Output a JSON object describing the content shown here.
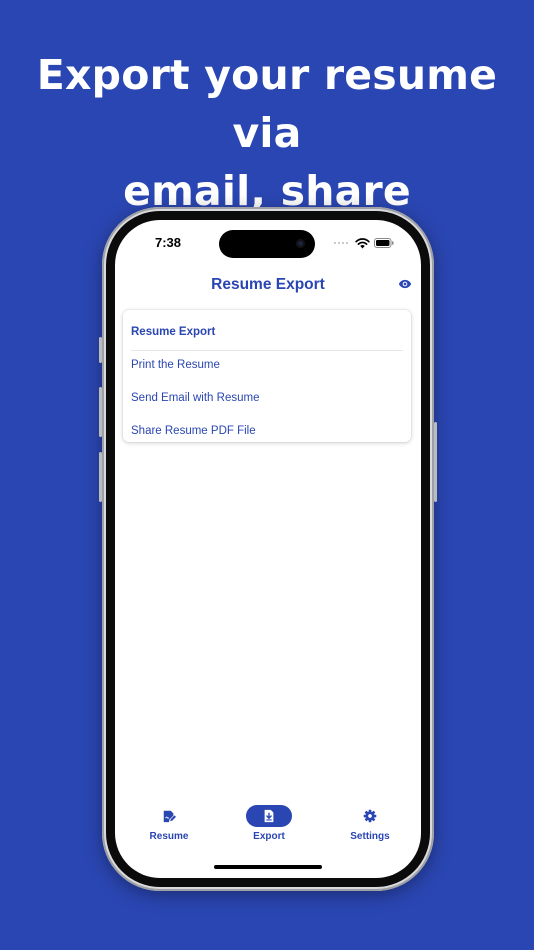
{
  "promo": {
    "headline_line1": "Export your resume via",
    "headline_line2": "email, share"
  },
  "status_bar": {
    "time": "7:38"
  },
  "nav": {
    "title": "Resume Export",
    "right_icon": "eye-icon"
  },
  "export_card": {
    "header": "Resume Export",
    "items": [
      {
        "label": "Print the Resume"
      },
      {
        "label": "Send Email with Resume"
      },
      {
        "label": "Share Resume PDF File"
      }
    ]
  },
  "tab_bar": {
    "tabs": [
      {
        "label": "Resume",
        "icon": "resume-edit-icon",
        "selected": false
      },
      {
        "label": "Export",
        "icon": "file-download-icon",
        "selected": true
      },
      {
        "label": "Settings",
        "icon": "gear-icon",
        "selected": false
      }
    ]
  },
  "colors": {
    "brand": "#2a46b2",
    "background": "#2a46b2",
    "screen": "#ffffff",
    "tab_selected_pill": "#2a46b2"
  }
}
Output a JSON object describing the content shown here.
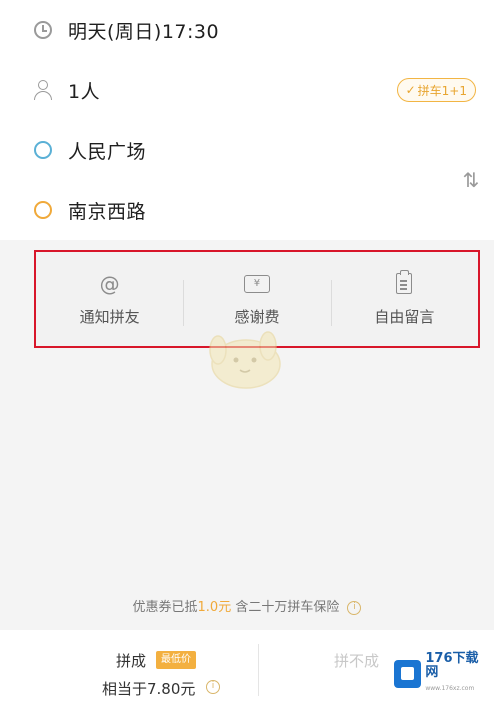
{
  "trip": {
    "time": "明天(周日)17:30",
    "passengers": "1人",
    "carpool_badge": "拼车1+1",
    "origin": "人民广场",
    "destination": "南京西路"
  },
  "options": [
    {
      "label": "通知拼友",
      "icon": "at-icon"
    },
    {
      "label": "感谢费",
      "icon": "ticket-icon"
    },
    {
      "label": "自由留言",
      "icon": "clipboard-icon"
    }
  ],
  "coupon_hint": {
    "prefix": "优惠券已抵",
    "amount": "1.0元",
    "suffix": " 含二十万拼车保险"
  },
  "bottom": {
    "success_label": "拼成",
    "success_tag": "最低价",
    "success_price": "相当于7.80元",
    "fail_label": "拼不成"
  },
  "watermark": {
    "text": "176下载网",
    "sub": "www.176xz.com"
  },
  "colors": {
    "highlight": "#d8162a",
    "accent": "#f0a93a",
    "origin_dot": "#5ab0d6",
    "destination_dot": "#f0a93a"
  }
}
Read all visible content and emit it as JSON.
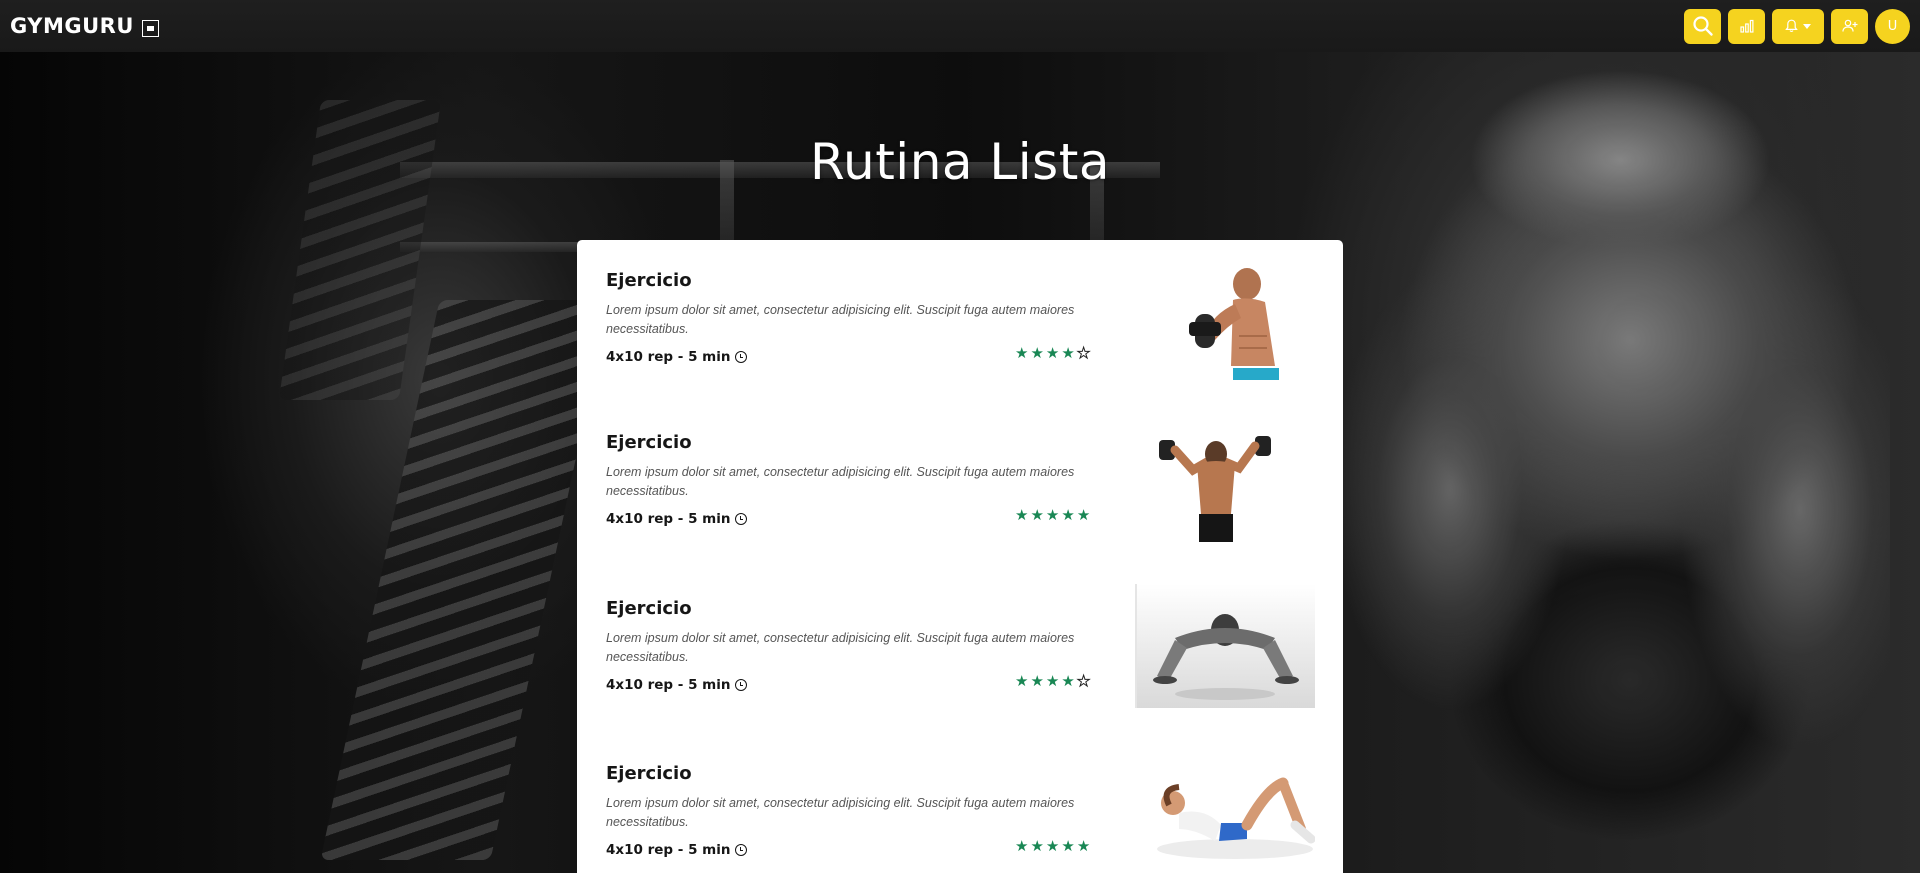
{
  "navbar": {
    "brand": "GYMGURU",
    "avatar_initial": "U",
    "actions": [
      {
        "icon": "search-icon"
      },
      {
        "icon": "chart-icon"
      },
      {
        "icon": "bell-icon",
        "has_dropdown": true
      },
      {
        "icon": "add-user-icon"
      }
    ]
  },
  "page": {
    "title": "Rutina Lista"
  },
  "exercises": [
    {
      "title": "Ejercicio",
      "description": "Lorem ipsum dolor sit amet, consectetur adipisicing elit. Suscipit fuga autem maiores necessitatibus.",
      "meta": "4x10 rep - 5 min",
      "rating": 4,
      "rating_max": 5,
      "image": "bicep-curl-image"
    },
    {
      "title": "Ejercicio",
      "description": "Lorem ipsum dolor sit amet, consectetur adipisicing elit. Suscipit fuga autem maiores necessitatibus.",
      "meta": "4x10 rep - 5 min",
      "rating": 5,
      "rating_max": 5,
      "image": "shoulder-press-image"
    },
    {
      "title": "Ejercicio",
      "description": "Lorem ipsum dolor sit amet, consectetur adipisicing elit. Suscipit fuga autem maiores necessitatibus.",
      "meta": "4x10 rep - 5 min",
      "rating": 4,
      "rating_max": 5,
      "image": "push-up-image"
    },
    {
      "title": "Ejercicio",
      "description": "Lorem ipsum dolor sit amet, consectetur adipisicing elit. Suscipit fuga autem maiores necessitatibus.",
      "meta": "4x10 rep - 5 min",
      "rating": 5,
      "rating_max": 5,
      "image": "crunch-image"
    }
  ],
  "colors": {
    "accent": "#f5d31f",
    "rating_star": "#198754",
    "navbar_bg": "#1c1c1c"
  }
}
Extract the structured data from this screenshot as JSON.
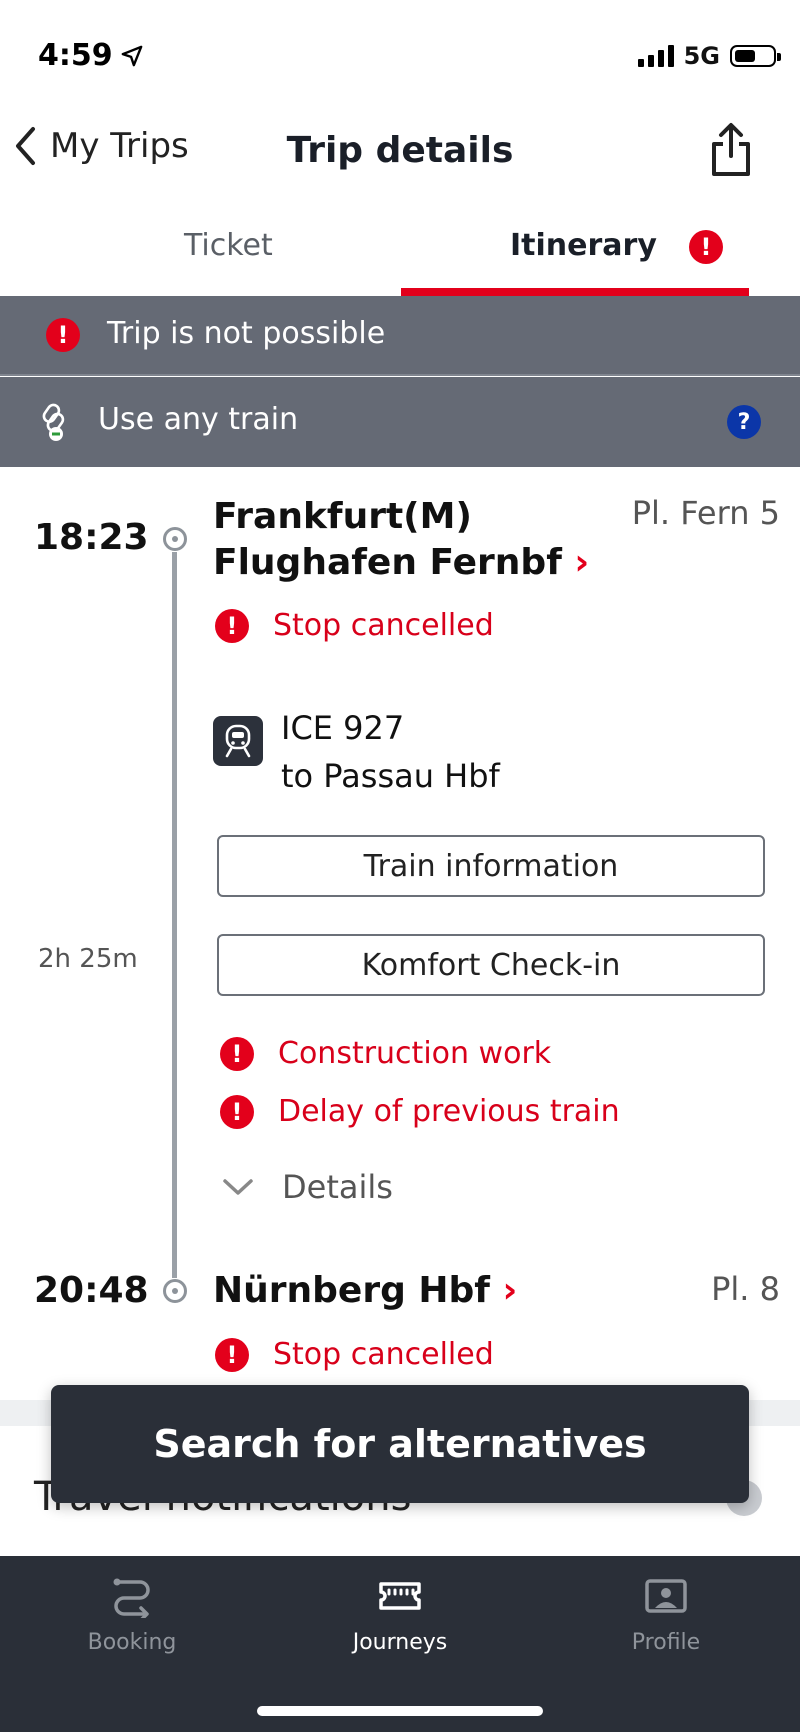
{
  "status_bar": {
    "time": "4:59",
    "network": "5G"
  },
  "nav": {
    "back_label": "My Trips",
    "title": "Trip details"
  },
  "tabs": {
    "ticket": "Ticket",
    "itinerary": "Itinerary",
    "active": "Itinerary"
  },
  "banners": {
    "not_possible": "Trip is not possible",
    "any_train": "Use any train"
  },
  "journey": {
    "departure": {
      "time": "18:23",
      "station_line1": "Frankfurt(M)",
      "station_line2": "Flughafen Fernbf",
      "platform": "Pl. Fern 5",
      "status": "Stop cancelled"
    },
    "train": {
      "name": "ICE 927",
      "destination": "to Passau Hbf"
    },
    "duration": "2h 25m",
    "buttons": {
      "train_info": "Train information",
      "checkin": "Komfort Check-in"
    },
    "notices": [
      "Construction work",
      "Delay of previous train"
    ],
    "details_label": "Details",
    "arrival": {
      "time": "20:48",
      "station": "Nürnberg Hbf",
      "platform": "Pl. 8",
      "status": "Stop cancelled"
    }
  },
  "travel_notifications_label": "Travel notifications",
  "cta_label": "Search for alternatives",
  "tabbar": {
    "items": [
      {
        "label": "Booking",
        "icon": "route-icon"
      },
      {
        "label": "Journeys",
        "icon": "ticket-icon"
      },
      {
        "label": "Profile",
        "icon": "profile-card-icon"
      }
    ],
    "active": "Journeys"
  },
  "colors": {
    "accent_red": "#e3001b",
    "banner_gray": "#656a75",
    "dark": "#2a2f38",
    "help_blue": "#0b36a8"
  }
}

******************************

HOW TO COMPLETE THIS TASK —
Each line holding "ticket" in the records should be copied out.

RESULT OF THE TASK —
      "icon": "ticket-icon"
    "ticket": "Ticket",
        "icon": "ticket-icon"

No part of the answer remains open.